That’s not to say that the film isn’t bad or even a good extension of the series - Gilligan and Paul are still able to captivate an audience as well as they could six years ago - but perhaps the best ending for Jesse Pinkman was no ending at all.
by Preston Tolliver
It’s been nearly 20 years since the last episode of WCW Nitro (and any wrestling program, for that matter) aired on TNT, and with it the last gasp of the only real competition to Vince McMahon’s sports entertainment behemoth, WWE. It was the end of an era that brought about weekly ratings wars between McMahon and Ted Turner, as the two traded figurative blows while their performers traded literal (sort of) ones in the ring.
Since then, McMahon’s ratings competition has been null, and his product has suffered for it; after all, competition brings out the best in people. McMahon’s quest to increase his shows’ number of casual fans - the channel surfers scrolling through their guide to find something better to watch on a Friday night than whatever comes on Friday nights - has left the lifelong fans wanting more.
Now, for the first time in 18 years, McMahon has to step up his game again. Sure, there have been other wrestling promotions since the fall of WCW - TNA/Impact Wrestling, Ring of Honor and New Japan Pro Wrestling - but none ever threatened to pull the mainstream wrestling fan away from WWE. With All Elite Wrestling’s debut Wednesday, Cody Rhodes and Shahid Khan have given McMahon a foe worthy of going toe to toe against. McMahon and WWE were seemingly prepared for their new competitor’s debut - the company’s C-show (and preferred show for the longtime wrestling purists), NXT, made its debut on USA a couple weeks ago.
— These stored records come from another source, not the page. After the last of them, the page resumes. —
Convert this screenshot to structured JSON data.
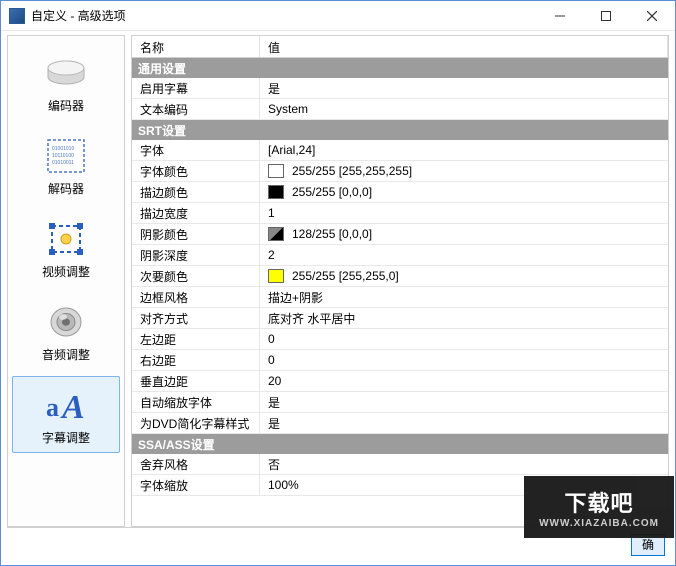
{
  "window": {
    "title": "自定义 - 高级选项"
  },
  "sidebar": {
    "items": [
      {
        "id": "encoder",
        "label": "编码器"
      },
      {
        "id": "decoder",
        "label": "解码器"
      },
      {
        "id": "video",
        "label": "视频调整"
      },
      {
        "id": "audio",
        "label": "音频调整"
      },
      {
        "id": "subtitle",
        "label": "字幕调整",
        "selected": true
      }
    ]
  },
  "grid": {
    "headers": {
      "name": "名称",
      "value": "值"
    },
    "sections": [
      {
        "title": "通用设置",
        "rows": [
          {
            "name": "启用字幕",
            "value": "是"
          },
          {
            "name": "文本编码",
            "value": "System"
          }
        ]
      },
      {
        "title": "SRT设置",
        "rows": [
          {
            "name": "字体",
            "value": "[Arial,24]"
          },
          {
            "name": "字体颜色",
            "value": "255/255 [255,255,255]",
            "swatch": "#ffffff"
          },
          {
            "name": "描边颜色",
            "value": "255/255 [0,0,0]",
            "swatch": "#000000"
          },
          {
            "name": "描边宽度",
            "value": "1"
          },
          {
            "name": "阴影颜色",
            "value": "128/255 [0,0,0]",
            "swatch": "diag"
          },
          {
            "name": "阴影深度",
            "value": "2"
          },
          {
            "name": "次要颜色",
            "value": "255/255 [255,255,0]",
            "swatch": "#ffff00"
          },
          {
            "name": "边框风格",
            "value": "描边+阴影"
          },
          {
            "name": "对齐方式",
            "value": "底对齐 水平居中"
          },
          {
            "name": "左边距",
            "value": "0"
          },
          {
            "name": "右边距",
            "value": "0"
          },
          {
            "name": "垂直边距",
            "value": "20"
          },
          {
            "name": "自动缩放字体",
            "value": "是"
          },
          {
            "name": "为DVD简化字幕样式",
            "value": "是"
          }
        ]
      },
      {
        "title": "SSA/ASS设置",
        "rows": [
          {
            "name": "舍弃风格",
            "value": "否"
          },
          {
            "name": "字体缩放",
            "value": "100%"
          }
        ]
      }
    ]
  },
  "footer": {
    "ok": "确"
  },
  "watermark": {
    "big": "下载吧",
    "small": "WWW.XIAZAIBA.COM"
  }
}
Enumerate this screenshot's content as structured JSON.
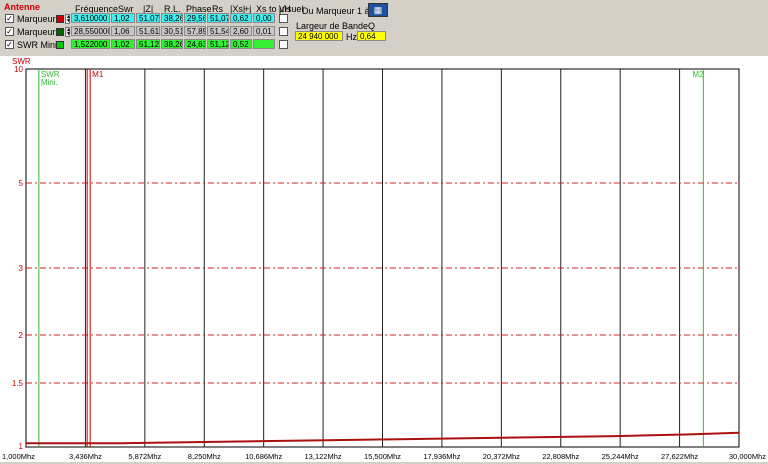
{
  "panel": {
    "section_title": "Antenne",
    "headers": {
      "frequence": "Fréquence",
      "swr": "Swr",
      "z": "|Z|",
      "rl": "R.L.",
      "phase": "Phase",
      "rs": "Rs",
      "xs": "|Xs|",
      "j": "+j",
      "xs_to_uh": "Xs to µH",
      "visuel": "Visuel"
    },
    "rows": [
      {
        "label": "Marqueur 1",
        "checked": true,
        "swatch_color": "#cc0000",
        "row_color": "#44eeee",
        "freq": "3,610000",
        "swr": "1,02",
        "z": "51,07",
        "rl": "38,26",
        "phase": "29,56",
        "rs": "51,07",
        "xs": "0,62",
        "uh": "0,00"
      },
      {
        "label": "Marqueur 2",
        "checked": true,
        "swatch_color": "#006600",
        "row_color": "#c8c8c8",
        "freq": "28,550000",
        "swr": "1,06",
        "z": "51,61",
        "rl": "30,51",
        "phase": "57,89",
        "rs": "51,54",
        "xs": "2,60",
        "uh": "0,01"
      },
      {
        "label": "SWR Mini.",
        "checked": true,
        "swatch_color": "#00cc00",
        "row_color": "#33ee33",
        "freq": "1,522000",
        "swr": "1,02",
        "z": "51,12",
        "rl": "38,26",
        "phase": "24,63",
        "rs": "51,12",
        "xs": "0,52",
        "uh": ""
      }
    ],
    "marker_box": {
      "title": "Du Marqueur 1 à 2",
      "bandwidth_label": "Largeur de Bande",
      "q_label": "Q",
      "bandwidth_value": "24 940 000",
      "unit": "Hz",
      "q_value": "0,64",
      "highlight_color": "#ffff00"
    },
    "calc_icon": "calculator-icon"
  },
  "chart_data": {
    "type": "line",
    "ylabel": "SWR",
    "y_ticks": [
      "10",
      "5",
      "3",
      "2",
      "1.5",
      "1"
    ],
    "x_ticks": [
      "1,000Mhz",
      "3,436Mhz",
      "5,872Mhz",
      "8,250Mhz",
      "10,686Mhz",
      "13,122Mhz",
      "15,500Mhz",
      "17,936Mhz",
      "20,372Mhz",
      "22,808Mhz",
      "25,244Mhz",
      "27,622Mhz",
      "30,000Mhz"
    ],
    "markers": [
      {
        "label": "SWR",
        "sublabel": "Mini.",
        "freq_mhz": 1.522,
        "color": "#33bb33"
      },
      {
        "label": "M1",
        "sublabel": "",
        "freq_mhz": 3.61,
        "color": "#cc0000"
      },
      {
        "label": "M2",
        "sublabel": "",
        "freq_mhz": 28.55,
        "color": "#33bb33"
      }
    ],
    "series": [
      {
        "color": "#aa1111",
        "x": [
          1.0,
          5.0,
          10.0,
          15.0,
          20.0,
          25.0,
          28.0,
          30.0
        ],
        "y": [
          1.02,
          1.02,
          1.03,
          1.04,
          1.05,
          1.06,
          1.07,
          1.08
        ]
      }
    ],
    "xlim": [
      1.0,
      30.0
    ],
    "grid": "dashed-horizontal, solid-vertical"
  }
}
On Friday, months of anticipation and planning culminated in the premier of Friday Night Smackdown on Fox - the result of the company’s first broadcast network deal. However, for all the money that McMahon must make per second in T-shirt sales and TV contracts, he’s never been so out of touch with what his most loyal fans want, and he proved that by turning what was supposed to be a landmark week for the company into a colossal disappointment, rife with weird booking and storylines about infidelity. McMahon has traded entertainment for wrestling fans for cheap tactics to get a new audience - the kind of audience he hopes MMA standouts Tyson Fury and Cain Velasquez will bring with their debuts on WWE television Friday.
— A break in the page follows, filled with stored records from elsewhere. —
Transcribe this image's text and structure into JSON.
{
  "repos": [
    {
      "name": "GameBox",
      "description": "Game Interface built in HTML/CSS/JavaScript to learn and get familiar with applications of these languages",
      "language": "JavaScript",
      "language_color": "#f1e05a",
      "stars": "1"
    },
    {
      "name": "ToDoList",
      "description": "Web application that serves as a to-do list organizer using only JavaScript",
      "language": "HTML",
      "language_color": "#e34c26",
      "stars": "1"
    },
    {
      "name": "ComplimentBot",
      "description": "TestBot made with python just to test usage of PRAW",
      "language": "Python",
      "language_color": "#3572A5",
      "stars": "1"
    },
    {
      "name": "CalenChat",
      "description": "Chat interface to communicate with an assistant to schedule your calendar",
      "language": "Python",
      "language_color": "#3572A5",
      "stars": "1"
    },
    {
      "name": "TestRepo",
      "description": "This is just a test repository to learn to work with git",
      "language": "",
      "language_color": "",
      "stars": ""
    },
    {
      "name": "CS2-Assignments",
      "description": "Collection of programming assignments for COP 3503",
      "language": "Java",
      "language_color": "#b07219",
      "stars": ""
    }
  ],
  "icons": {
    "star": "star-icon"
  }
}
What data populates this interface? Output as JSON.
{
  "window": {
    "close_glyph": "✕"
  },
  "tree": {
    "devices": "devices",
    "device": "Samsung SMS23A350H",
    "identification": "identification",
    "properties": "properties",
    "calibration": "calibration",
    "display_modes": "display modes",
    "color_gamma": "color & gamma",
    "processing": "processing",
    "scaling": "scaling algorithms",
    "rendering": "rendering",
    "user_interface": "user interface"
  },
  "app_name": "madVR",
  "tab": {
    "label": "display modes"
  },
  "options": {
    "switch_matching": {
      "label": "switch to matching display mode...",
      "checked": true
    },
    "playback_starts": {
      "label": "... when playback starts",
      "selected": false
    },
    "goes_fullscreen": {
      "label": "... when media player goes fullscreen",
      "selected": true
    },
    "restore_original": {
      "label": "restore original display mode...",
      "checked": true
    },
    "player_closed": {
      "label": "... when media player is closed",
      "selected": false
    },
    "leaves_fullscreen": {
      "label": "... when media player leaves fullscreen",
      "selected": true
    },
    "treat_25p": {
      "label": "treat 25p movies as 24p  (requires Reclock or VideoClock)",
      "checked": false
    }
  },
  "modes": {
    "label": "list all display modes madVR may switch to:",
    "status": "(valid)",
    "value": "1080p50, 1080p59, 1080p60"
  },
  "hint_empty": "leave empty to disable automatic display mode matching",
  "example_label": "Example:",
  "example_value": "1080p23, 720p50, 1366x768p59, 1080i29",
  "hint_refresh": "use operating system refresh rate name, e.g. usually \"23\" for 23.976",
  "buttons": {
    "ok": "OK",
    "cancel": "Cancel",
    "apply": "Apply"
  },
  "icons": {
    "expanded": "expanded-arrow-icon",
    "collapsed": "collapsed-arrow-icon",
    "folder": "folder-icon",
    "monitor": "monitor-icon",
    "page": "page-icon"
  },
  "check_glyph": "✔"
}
For the wrestling fans who have chomped at the bit for years for less entertainment and more sports in their sports entertainment, there’s AEW and NXT, the latter of which is, while operating under the WWE flag, run by McMahon’s son-in-law and former WWE champion, Paul “Triple H” Levesque. That McMahon has allowed his flagship shows - Smackdown and Monday Night Raw - become rivaled by another program he owns (but has little involvement in) shows not just that he doesn’t know what his fans want. He simply doesn’t care anymore.
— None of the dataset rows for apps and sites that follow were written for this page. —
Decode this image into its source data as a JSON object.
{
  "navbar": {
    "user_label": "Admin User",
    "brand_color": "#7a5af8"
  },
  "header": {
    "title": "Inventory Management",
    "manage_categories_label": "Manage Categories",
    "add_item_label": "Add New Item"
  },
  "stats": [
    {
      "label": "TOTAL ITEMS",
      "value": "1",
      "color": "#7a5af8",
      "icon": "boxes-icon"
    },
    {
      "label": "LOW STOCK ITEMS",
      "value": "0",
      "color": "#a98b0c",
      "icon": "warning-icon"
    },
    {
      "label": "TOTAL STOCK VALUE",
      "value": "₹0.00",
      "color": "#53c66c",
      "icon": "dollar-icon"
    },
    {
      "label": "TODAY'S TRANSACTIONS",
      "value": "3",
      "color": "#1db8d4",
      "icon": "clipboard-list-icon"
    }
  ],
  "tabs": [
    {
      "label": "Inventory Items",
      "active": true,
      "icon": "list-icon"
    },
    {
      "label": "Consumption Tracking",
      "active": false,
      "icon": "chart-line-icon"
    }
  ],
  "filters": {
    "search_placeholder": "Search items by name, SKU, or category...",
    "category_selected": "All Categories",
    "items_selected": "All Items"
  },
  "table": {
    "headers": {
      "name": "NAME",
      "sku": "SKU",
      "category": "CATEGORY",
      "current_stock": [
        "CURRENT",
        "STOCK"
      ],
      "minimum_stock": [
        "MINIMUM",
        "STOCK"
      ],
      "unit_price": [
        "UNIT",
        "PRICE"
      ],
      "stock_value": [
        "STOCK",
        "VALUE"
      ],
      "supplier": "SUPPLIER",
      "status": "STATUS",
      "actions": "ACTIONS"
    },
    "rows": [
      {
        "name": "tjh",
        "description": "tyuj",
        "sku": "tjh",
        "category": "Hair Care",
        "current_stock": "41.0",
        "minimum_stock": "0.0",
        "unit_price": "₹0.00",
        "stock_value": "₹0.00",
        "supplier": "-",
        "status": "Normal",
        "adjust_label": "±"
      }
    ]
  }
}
While WWE fell flat in its “premier week,” a new era of professional wrestling is upon us. AEW Dynamite premiered not with the whimper of the WWE shows, but with the bang that its own name promised, and at least Levesque and the talent under his wing recognized that there’s a new war again. While Monday and Friday nights will remain dull for wrestling loyalists, Wednesday nights have both a new life and an old; it’ll be a struggle not to flip between USA and TNT like we did 20 years ago (unless you have DVR and have mastered the art of dancing around spoilers on Twitter). Wrestling is good again, even if WWE’s flagship shows aren’t. And that’s more than we could say a week ago.